+++ RECORDS SHOWN

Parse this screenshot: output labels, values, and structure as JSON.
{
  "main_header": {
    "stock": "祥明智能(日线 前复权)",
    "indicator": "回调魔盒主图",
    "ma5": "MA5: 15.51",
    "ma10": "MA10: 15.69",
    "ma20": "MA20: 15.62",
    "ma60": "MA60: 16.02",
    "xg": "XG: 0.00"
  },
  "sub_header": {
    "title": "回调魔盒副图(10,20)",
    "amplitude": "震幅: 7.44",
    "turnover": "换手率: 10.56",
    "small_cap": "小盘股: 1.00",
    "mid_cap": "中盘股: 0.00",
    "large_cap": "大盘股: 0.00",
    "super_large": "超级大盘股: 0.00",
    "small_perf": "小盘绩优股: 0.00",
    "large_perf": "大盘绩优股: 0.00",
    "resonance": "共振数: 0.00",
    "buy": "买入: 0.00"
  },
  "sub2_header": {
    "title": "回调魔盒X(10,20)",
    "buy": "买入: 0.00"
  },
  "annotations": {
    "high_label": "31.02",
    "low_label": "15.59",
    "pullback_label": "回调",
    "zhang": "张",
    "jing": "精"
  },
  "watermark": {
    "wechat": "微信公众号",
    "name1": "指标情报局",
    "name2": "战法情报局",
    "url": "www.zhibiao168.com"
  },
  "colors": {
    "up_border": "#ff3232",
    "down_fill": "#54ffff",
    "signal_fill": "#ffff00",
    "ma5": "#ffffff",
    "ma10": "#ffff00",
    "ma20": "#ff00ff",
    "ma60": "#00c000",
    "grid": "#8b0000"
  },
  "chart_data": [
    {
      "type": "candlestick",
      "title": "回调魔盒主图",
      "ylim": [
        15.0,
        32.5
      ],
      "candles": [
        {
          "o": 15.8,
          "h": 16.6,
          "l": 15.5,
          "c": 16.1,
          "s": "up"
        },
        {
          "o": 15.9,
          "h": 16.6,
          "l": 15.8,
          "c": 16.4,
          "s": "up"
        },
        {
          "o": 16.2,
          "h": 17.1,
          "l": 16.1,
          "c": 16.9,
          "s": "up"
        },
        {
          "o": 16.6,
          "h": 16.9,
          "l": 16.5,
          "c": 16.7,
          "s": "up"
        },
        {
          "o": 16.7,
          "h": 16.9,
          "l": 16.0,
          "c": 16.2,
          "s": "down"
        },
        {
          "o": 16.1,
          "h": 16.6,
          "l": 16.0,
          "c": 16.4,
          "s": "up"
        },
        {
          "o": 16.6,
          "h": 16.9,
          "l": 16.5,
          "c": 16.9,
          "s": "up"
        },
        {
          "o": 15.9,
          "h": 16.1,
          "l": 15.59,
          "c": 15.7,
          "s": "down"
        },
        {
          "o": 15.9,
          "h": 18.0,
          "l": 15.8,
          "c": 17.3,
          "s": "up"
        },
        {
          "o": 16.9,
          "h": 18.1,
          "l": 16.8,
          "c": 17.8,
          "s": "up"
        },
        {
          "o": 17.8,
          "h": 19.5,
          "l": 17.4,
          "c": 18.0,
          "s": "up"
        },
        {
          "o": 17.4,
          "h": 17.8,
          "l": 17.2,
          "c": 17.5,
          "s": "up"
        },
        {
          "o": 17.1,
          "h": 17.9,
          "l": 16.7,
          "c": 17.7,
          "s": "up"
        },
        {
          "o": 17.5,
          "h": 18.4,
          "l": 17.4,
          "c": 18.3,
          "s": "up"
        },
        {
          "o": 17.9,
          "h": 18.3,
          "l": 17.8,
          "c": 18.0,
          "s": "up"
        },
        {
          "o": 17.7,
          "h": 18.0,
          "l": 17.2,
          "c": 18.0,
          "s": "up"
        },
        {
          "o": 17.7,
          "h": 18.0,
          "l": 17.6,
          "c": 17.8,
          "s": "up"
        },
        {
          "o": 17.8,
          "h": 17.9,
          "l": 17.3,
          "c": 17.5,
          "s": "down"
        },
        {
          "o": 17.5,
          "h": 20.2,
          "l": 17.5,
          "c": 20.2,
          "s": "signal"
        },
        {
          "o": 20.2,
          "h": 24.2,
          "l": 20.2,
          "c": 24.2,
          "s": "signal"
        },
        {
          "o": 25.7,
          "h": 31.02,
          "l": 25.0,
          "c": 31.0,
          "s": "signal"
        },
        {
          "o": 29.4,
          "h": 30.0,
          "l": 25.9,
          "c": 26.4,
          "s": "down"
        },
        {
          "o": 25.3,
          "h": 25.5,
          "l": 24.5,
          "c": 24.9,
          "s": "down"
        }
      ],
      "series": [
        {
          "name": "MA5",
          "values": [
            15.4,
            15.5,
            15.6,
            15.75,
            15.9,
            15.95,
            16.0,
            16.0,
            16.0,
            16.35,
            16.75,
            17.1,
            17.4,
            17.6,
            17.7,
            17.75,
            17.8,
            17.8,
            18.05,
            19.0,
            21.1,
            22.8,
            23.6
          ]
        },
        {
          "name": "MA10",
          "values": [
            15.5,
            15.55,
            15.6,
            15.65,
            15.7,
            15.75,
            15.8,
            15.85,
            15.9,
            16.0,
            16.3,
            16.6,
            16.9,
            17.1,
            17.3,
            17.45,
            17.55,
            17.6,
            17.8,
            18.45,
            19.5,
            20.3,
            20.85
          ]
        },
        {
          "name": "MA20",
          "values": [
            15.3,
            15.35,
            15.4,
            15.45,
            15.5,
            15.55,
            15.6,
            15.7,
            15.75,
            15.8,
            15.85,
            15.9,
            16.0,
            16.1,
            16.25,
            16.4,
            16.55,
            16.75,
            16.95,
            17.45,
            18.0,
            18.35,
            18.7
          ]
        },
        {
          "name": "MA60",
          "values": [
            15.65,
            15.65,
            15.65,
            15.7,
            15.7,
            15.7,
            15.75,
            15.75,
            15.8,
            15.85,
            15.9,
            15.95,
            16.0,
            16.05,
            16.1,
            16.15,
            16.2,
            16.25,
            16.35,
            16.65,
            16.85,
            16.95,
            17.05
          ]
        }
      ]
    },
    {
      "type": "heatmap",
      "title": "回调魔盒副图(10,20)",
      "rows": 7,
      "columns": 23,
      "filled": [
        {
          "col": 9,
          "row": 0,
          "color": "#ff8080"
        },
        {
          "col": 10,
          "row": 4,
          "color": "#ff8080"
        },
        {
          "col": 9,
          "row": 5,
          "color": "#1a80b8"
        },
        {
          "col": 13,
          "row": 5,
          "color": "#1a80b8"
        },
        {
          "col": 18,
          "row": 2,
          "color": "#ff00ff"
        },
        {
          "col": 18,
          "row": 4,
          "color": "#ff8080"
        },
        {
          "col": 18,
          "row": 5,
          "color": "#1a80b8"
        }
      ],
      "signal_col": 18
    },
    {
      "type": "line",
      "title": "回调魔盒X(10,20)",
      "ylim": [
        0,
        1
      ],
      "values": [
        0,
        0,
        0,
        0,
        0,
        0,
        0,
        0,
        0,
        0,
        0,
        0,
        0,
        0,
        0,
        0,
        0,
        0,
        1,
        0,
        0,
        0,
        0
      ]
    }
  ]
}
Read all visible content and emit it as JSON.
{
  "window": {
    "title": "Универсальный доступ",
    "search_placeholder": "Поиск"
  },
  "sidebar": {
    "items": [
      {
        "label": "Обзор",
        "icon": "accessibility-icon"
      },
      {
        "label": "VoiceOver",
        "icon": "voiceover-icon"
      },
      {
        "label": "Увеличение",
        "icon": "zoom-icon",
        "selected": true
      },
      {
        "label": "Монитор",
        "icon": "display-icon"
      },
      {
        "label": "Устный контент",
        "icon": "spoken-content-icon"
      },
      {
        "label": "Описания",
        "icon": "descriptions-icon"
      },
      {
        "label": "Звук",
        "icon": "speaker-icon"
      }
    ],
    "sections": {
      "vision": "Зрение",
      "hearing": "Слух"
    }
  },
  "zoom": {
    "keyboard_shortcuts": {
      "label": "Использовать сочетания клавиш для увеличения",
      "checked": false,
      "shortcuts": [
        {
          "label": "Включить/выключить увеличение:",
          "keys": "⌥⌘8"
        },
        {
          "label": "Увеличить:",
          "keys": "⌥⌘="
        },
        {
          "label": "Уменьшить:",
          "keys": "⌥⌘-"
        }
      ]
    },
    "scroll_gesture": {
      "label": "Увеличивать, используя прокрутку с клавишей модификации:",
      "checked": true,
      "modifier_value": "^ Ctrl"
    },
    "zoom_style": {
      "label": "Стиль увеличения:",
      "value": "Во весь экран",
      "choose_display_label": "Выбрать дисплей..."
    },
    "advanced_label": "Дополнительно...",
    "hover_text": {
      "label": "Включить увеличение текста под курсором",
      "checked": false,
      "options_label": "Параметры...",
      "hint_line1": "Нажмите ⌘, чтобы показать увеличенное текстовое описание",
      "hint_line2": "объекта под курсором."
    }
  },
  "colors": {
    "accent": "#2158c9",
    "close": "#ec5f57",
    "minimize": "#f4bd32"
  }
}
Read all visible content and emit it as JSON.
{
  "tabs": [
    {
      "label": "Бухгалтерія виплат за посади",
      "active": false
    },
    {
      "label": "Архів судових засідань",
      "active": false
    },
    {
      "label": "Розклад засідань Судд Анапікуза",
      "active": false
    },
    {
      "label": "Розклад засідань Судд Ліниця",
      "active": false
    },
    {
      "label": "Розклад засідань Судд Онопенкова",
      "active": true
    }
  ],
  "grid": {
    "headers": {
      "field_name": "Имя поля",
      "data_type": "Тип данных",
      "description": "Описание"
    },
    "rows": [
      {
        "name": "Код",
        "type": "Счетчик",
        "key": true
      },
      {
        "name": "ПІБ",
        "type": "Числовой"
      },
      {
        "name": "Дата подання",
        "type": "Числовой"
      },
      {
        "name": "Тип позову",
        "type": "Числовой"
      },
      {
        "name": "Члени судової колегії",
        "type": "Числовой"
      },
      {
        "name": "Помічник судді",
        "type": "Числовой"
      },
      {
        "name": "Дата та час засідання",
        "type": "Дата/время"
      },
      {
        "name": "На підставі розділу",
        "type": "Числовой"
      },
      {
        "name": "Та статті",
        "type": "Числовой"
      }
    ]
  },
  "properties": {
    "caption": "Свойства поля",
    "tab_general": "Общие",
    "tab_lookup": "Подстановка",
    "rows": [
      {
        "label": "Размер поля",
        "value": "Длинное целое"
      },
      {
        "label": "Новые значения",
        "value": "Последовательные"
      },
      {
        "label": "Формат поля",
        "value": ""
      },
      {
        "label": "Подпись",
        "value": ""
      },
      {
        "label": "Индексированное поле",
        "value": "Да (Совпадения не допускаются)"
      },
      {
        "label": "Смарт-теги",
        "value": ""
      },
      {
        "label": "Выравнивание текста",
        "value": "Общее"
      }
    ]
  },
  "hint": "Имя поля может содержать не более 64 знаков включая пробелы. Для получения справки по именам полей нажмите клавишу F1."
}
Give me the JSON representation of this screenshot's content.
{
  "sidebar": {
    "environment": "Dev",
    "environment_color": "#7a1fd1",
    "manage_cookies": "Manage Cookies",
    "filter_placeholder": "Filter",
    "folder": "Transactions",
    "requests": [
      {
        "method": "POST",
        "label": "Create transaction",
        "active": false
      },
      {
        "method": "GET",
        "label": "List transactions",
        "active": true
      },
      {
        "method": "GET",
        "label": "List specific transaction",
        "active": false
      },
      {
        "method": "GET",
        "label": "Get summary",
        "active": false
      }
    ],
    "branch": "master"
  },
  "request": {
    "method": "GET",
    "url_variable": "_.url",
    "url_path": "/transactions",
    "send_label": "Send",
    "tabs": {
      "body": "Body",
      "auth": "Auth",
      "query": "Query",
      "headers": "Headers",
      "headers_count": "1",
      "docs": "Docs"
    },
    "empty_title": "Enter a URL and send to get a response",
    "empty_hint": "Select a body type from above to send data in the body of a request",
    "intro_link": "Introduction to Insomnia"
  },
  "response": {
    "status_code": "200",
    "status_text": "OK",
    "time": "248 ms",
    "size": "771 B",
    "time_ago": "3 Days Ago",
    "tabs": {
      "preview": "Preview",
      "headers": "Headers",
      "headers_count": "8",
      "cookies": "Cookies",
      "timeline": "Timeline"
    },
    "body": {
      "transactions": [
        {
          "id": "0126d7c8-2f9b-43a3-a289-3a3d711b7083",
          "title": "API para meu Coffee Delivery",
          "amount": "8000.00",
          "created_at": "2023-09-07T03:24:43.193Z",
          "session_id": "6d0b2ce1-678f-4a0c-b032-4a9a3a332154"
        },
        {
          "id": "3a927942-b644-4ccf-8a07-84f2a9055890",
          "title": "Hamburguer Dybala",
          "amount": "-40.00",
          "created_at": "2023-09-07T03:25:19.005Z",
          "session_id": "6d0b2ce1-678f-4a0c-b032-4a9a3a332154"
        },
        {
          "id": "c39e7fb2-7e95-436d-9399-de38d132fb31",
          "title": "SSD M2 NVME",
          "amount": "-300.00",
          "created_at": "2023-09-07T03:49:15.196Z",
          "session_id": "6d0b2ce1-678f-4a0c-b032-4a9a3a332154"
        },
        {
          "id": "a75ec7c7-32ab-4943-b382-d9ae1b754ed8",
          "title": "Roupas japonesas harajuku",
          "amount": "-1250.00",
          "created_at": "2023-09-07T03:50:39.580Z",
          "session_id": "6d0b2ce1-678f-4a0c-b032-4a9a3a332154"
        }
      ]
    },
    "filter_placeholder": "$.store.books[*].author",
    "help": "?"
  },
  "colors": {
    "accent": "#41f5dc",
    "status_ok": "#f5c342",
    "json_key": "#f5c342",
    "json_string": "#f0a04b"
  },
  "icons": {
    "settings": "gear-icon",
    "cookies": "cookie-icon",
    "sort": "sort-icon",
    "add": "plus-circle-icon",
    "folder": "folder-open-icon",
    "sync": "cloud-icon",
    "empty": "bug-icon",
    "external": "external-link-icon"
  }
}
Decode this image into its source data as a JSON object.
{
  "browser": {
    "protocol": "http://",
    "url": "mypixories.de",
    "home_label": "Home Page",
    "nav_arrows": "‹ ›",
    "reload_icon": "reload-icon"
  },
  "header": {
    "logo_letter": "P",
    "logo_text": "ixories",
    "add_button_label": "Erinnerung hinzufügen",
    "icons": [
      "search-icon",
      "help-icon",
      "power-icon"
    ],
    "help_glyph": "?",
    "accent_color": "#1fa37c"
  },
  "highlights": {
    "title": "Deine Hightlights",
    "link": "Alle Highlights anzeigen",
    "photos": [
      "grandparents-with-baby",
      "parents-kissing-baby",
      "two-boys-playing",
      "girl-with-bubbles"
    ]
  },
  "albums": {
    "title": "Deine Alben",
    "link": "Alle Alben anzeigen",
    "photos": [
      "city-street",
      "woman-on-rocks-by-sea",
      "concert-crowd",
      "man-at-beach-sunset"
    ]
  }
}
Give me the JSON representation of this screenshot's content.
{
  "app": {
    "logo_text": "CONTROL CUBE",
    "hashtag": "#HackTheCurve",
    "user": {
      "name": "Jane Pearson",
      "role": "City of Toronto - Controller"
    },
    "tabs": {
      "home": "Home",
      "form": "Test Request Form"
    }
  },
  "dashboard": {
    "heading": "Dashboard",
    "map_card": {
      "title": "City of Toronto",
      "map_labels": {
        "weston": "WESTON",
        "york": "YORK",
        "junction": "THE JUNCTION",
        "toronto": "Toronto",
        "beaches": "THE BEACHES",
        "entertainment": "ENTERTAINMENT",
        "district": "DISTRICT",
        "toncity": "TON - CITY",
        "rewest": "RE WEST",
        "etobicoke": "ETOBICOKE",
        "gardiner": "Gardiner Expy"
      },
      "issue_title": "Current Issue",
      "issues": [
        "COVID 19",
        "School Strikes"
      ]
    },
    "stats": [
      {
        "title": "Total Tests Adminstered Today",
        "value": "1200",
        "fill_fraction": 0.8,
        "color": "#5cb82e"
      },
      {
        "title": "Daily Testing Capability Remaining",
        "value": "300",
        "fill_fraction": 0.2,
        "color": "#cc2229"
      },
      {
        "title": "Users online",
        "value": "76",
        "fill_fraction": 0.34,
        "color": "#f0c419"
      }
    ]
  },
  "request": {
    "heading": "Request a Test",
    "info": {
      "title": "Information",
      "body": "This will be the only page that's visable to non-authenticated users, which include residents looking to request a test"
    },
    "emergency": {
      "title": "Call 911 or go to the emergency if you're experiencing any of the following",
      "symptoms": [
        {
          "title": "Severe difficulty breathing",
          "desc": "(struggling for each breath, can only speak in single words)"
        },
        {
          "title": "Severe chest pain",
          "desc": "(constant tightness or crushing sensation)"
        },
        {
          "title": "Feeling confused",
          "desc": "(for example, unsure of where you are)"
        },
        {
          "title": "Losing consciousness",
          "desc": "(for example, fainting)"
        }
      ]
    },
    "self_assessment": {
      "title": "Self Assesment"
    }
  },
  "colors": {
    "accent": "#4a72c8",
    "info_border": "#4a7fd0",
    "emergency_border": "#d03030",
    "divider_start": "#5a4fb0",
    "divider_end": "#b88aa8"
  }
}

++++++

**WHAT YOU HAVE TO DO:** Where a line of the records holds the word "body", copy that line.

**OUTPUT FOR THIS EXERCISE:**
      "body": "Body",
    "empty_hint": "Select a body type from above to send data in the body of a request",
    "body": {
      "body": "This will be the only page that's visable to non-authenticated users, which include residents looking to request a test"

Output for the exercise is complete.